• TASK TO CARRY OUT:
What is needed is an exact copy of every entry, without the pictures.

[Excerpts from an interface dataset]
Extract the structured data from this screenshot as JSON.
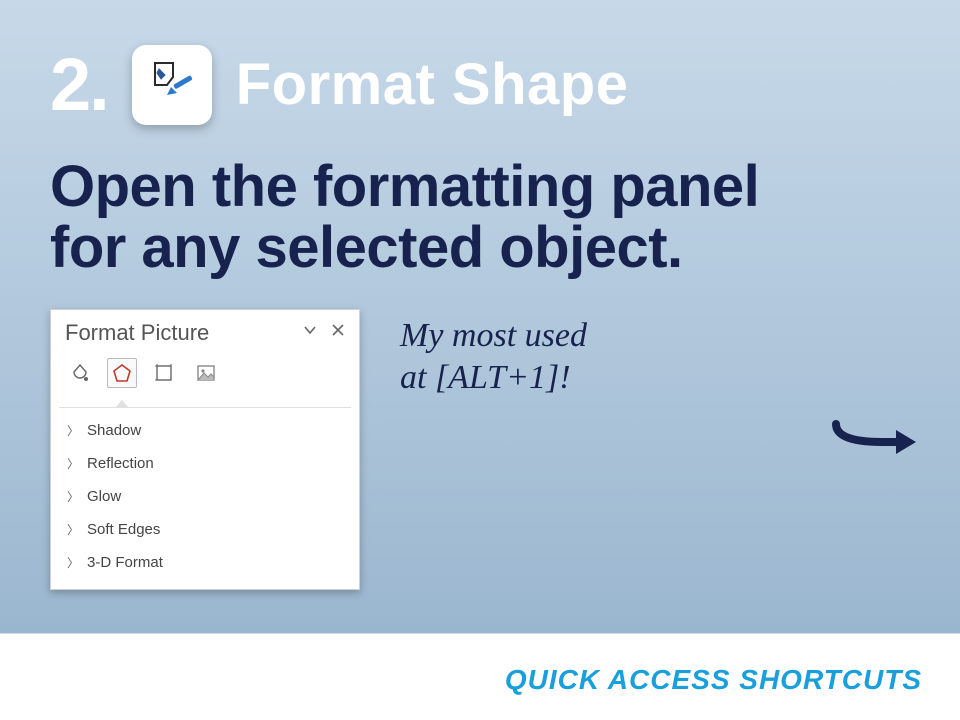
{
  "header": {
    "step_number": "2.",
    "title": "Format Shape"
  },
  "subtitle_line1": "Open the formatting panel",
  "subtitle_line2": "for any selected object.",
  "panel": {
    "title": "Format Picture",
    "items": [
      "Shadow",
      "Reflection",
      "Glow",
      "Soft Edges",
      "3-D Format"
    ]
  },
  "note_line1": "My most used",
  "note_line2": "at [ALT+1]!",
  "footer": "QUICK ACCESS SHORTCUTS"
}
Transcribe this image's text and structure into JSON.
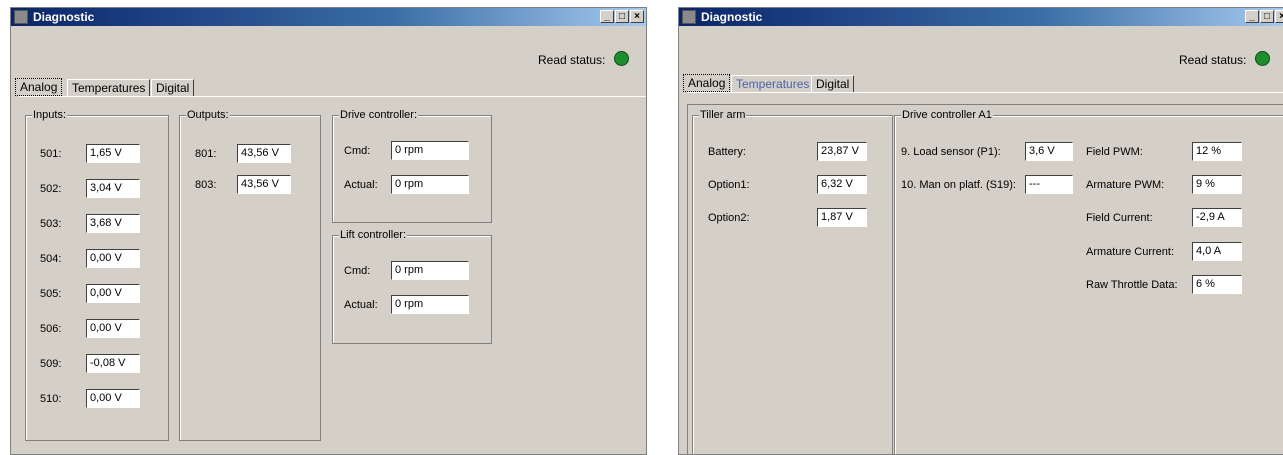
{
  "left": {
    "title": "Diagnostic",
    "read_status_label": "Read status:",
    "status_color": "#1a8f2c",
    "tabs": {
      "analog": "Analog",
      "temperatures": "Temperatures",
      "digital": "Digital"
    },
    "inputs": {
      "title": "Inputs:",
      "rows": [
        {
          "label": "501:",
          "value": "1,65 V"
        },
        {
          "label": "502:",
          "value": "3,04 V"
        },
        {
          "label": "503:",
          "value": "3,68 V"
        },
        {
          "label": "504:",
          "value": "0,00 V"
        },
        {
          "label": "505:",
          "value": "0,00 V"
        },
        {
          "label": "506:",
          "value": "0,00 V"
        },
        {
          "label": "509:",
          "value": "-0,08 V"
        },
        {
          "label": "510:",
          "value": "0,00 V"
        }
      ]
    },
    "outputs": {
      "title": "Outputs:",
      "rows": [
        {
          "label": "801:",
          "value": "43,56 V"
        },
        {
          "label": "803:",
          "value": "43,56 V"
        }
      ]
    },
    "drive_controller": {
      "title": "Drive controller:",
      "cmd_label": "Cmd:",
      "cmd_value": "0 rpm",
      "actual_label": "Actual:",
      "actual_value": "0 rpm"
    },
    "lift_controller": {
      "title": "Lift controller:",
      "cmd_label": "Cmd:",
      "cmd_value": "0 rpm",
      "actual_label": "Actual:",
      "actual_value": "0 rpm"
    }
  },
  "right": {
    "title": "Diagnostic",
    "read_status_label": "Read status:",
    "status_color": "#1a8f2c",
    "tabs": {
      "analog": "Analog",
      "temperatures": "Temperatures",
      "digital": "Digital"
    },
    "tiller_arm": {
      "title": "Tiller arm",
      "rows": [
        {
          "label": "Battery:",
          "value": "23,87 V"
        },
        {
          "label": "Option1:",
          "value": "6,32 V"
        },
        {
          "label": "Option2:",
          "value": "1,87 V"
        }
      ]
    },
    "drive_controller_a1": {
      "title": "Drive controller A1",
      "left_rows": [
        {
          "label": "9. Load sensor (P1):",
          "value": "3,6 V"
        },
        {
          "label": "10. Man on platf. (S19):",
          "value": "---"
        }
      ],
      "right_rows": [
        {
          "label": "Field PWM:",
          "value": "12 %"
        },
        {
          "label": "Armature PWM:",
          "value": "9 %"
        },
        {
          "label": "Field Current:",
          "value": "-2,9 A"
        },
        {
          "label": "Armature Current:",
          "value": "4,0 A"
        },
        {
          "label": "Raw Throttle Data:",
          "value": "6 %"
        }
      ]
    }
  }
}
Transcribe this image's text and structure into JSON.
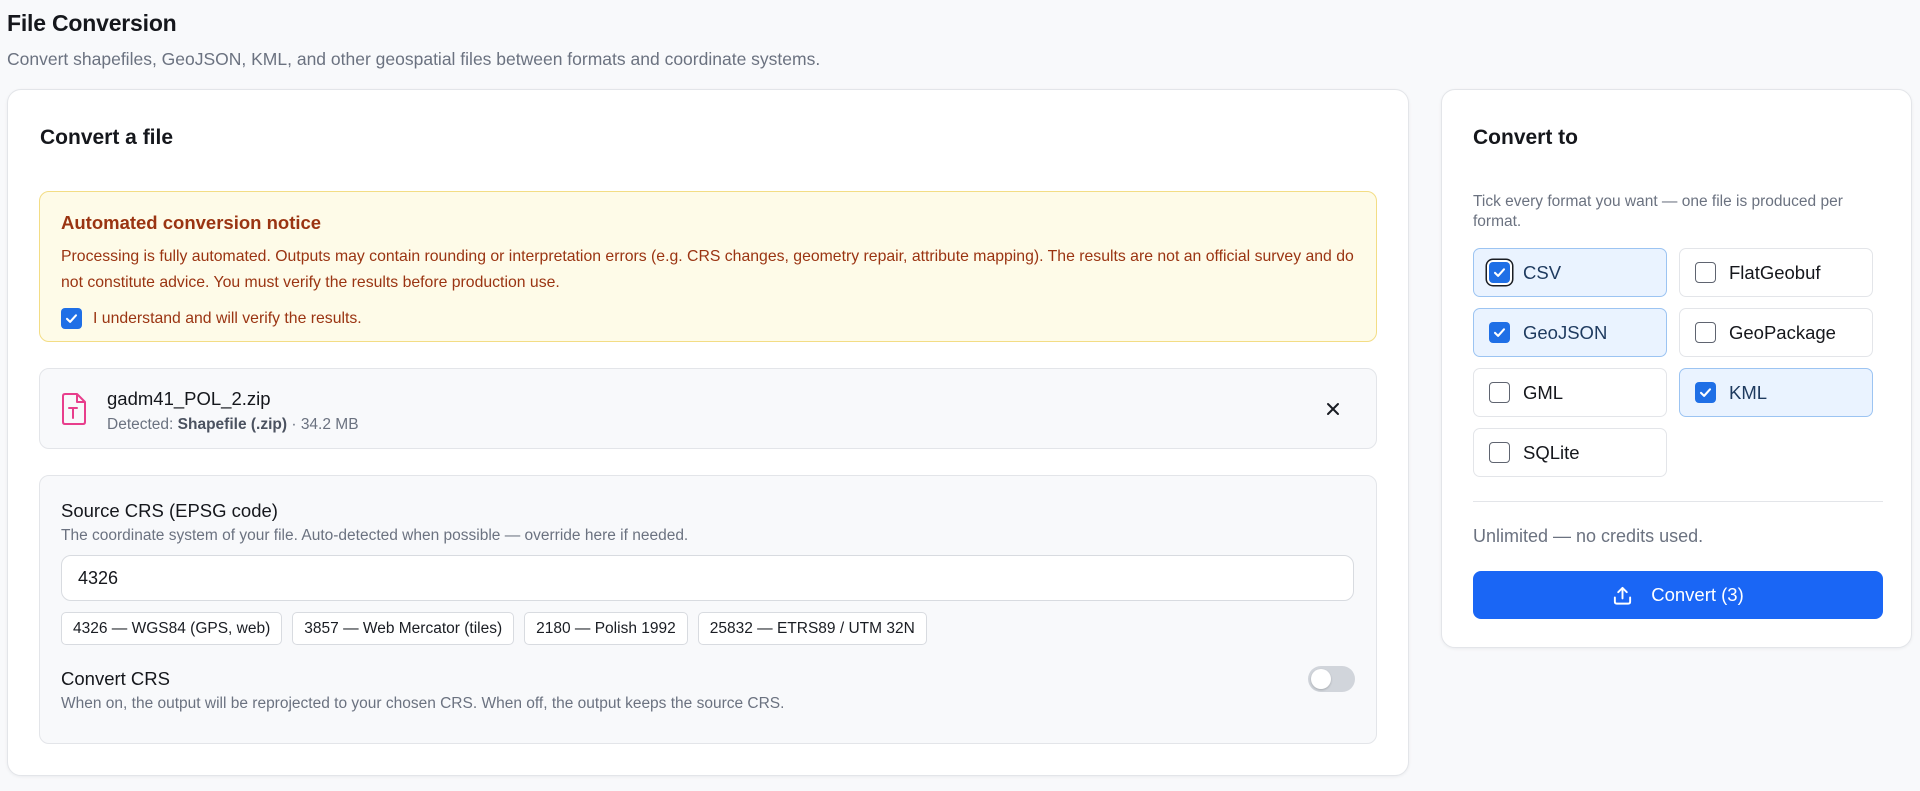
{
  "header": {
    "title": "File Conversion",
    "subtitle": "Convert shapefiles, GeoJSON, KML, and other geospatial files between formats and coordinate systems."
  },
  "main": {
    "title": "Convert a file",
    "notice": {
      "title": "Automated conversion notice",
      "body": "Processing is fully automated. Outputs may contain rounding or interpretation errors (e.g. CRS changes, geometry repair, attribute mapping). The results are not an official survey and do not constitute advice. You must verify the results before production use.",
      "ack_label": "I understand and will verify the results.",
      "ack_checked": true
    },
    "file": {
      "name": "gadm41_POL_2.zip",
      "detected_prefix": "Detected: ",
      "detected_type": "Shapefile (.zip)",
      "separator": " · ",
      "size": "34.2 MB",
      "icon": "file-type-icon",
      "icon_color": "#e83e8c"
    },
    "crs": {
      "label": "Source CRS (EPSG code)",
      "help": "The coordinate system of your file. Auto-detected when possible — override here if needed.",
      "value": "4326",
      "presets": [
        "4326 — WGS84 (GPS, web)",
        "3857 — Web Mercator (tiles)",
        "2180 — Polish 1992",
        "25832 — ETRS89 / UTM 32N"
      ],
      "convert_label": "Convert CRS",
      "convert_help": "When on, the output will be reprojected to your chosen CRS. When off, the output keeps the source CRS.",
      "convert_enabled": false
    }
  },
  "side": {
    "title": "Convert to",
    "help": "Tick every format you want — one file is produced per format.",
    "formats": [
      {
        "label": "CSV",
        "checked": true
      },
      {
        "label": "FlatGeobuf",
        "checked": false
      },
      {
        "label": "GeoJSON",
        "checked": true
      },
      {
        "label": "GeoPackage",
        "checked": false
      },
      {
        "label": "GML",
        "checked": false
      },
      {
        "label": "KML",
        "checked": true
      },
      {
        "label": "SQLite",
        "checked": false
      }
    ],
    "credits": "Unlimited — no credits used.",
    "convert_button": "Convert (3)",
    "convert_icon": "upload-icon"
  },
  "colors": {
    "accent": "#1a66f5",
    "checkbox": "#1f6fe6",
    "notice_bg": "#fefbe8",
    "notice_text": "#9a3412",
    "selected_bg": "#eaf3ff"
  }
}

• SOLVED EXERCISE:
Extract the structured data from this screenshot as JSON.
{
  "header": {
    "step_number": "2.",
    "title": "Format Shape"
  },
  "subtitle_line1": "Open the formatting panel",
  "subtitle_line2": "for any selected object.",
  "panel": {
    "title": "Format Picture",
    "items": [
      "Shadow",
      "Reflection",
      "Glow",
      "Soft Edges",
      "3-D Format"
    ]
  },
  "note_line1": "My most used",
  "note_line2": "at [ALT+1]!",
  "footer": "QUICK ACCESS SHORTCUTS"
}
Transcribe this image's text and structure into JSON.
{
  "left": {
    "title": "Diagnostic",
    "read_status_label": "Read status:",
    "status_color": "#1a8f2c",
    "tabs": {
      "analog": "Analog",
      "temperatures": "Temperatures",
      "digital": "Digital"
    },
    "inputs": {
      "title": "Inputs:",
      "rows": [
        {
          "label": "501:",
          "value": "1,65 V"
        },
        {
          "label": "502:",
          "value": "3,04 V"
        },
        {
          "label": "503:",
          "value": "3,68 V"
        },
        {
          "label": "504:",
          "value": "0,00 V"
        },
        {
          "label": "505:",
          "value": "0,00 V"
        },
        {
          "label": "506:",
          "value": "0,00 V"
        },
        {
          "label": "509:",
          "value": "-0,08 V"
        },
        {
          "label": "510:",
          "value": "0,00 V"
        }
      ]
    },
    "outputs": {
      "title": "Outputs:",
      "rows": [
        {
          "label": "801:",
          "value": "43,56 V"
        },
        {
          "label": "803:",
          "value": "43,56 V"
        }
      ]
    },
    "drive_controller": {
      "title": "Drive controller:",
      "cmd_label": "Cmd:",
      "cmd_value": "0 rpm",
      "actual_label": "Actual:",
      "actual_value": "0 rpm"
    },
    "lift_controller": {
      "title": "Lift controller:",
      "cmd_label": "Cmd:",
      "cmd_value": "0 rpm",
      "actual_label": "Actual:",
      "actual_value": "0 rpm"
    }
  },
  "right": {
    "title": "Diagnostic",
    "read_status_label": "Read status:",
    "status_color": "#1a8f2c",
    "tabs": {
      "analog": "Analog",
      "temperatures": "Temperatures",
      "digital": "Digital"
    },
    "tiller_arm": {
      "title": "Tiller arm",
      "rows": [
        {
          "label": "Battery:",
          "value": "23,87 V"
        },
        {
          "label": "Option1:",
          "value": "6,32 V"
        },
        {
          "label": "Option2:",
          "value": "1,87 V"
        }
      ]
    },
    "drive_controller_a1": {
      "title": "Drive controller A1",
      "left_rows": [
        {
          "label": "9. Load sensor (P1):",
          "value": "3,6 V"
        },
        {
          "label": "10. Man on platf. (S19):",
          "value": "---"
        }
      ],
      "right_rows": [
        {
          "label": "Field PWM:",
          "value": "12 %"
        },
        {
          "label": "Armature PWM:",
          "value": "9 %"
        },
        {
          "label": "Field Current:",
          "value": "-2,9 A"
        },
        {
          "label": "Armature Current:",
          "value": "4,0 A"
        },
        {
          "label": "Raw Throttle Data:",
          "value": "6 %"
        }
      ]
    }
  }
}
Transcribe this image's text and structure into JSON.
{
  "header": {
    "title": "File Conversion",
    "subtitle": "Convert shapefiles, GeoJSON, KML, and other geospatial files between formats and coordinate systems."
  },
  "main": {
    "title": "Convert a file",
    "notice": {
      "title": "Automated conversion notice",
      "body": "Processing is fully automated. Outputs may contain rounding or interpretation errors (e.g. CRS changes, geometry repair, attribute mapping). The results are not an official survey and do not constitute advice. You must verify the results before production use.",
      "ack_label": "I understand and will verify the results.",
      "ack_checked": true
    },
    "file": {
      "name": "gadm41_POL_2.zip",
      "detected_prefix": "Detected: ",
      "detected_type": "Shapefile (.zip)",
      "separator": " · ",
      "size": "34.2 MB",
      "icon": "file-type-icon",
      "icon_color": "#e83e8c"
    },
    "crs": {
      "label": "Source CRS (EPSG code)",
      "help": "The coordinate system of your file. Auto-detected when possible — override here if needed.",
      "value": "4326",
      "presets": [
        "4326 — WGS84 (GPS, web)",
        "3857 — Web Mercator (tiles)",
        "2180 — Polish 1992",
        "25832 — ETRS89 / UTM 32N"
      ],
      "convert_label": "Convert CRS",
      "convert_help": "When on, the output will be reprojected to your chosen CRS. When off, the output keeps the source CRS.",
      "convert_enabled": false
    }
  },
  "side": {
    "title": "Convert to",
    "help": "Tick every format you want — one file is produced per format.",
    "formats": [
      {
        "label": "CSV",
        "checked": true
      },
      {
        "label": "FlatGeobuf",
        "checked": false
      },
      {
        "label": "GeoJSON",
        "checked": true
      },
      {
        "label": "GeoPackage",
        "checked": false
      },
      {
        "label": "GML",
        "checked": false
      },
      {
        "label": "KML",
        "checked": true
      },
      {
        "label": "SQLite",
        "checked": false
      }
    ],
    "credits": "Unlimited — no credits used.",
    "convert_button": "Convert (3)",
    "convert_icon": "upload-icon"
  },
  "colors": {
    "accent": "#1a66f5",
    "checkbox": "#1f6fe6",
    "notice_bg": "#fefbe8",
    "notice_text": "#9a3412",
    "selected_bg": "#eaf3ff"
  }
}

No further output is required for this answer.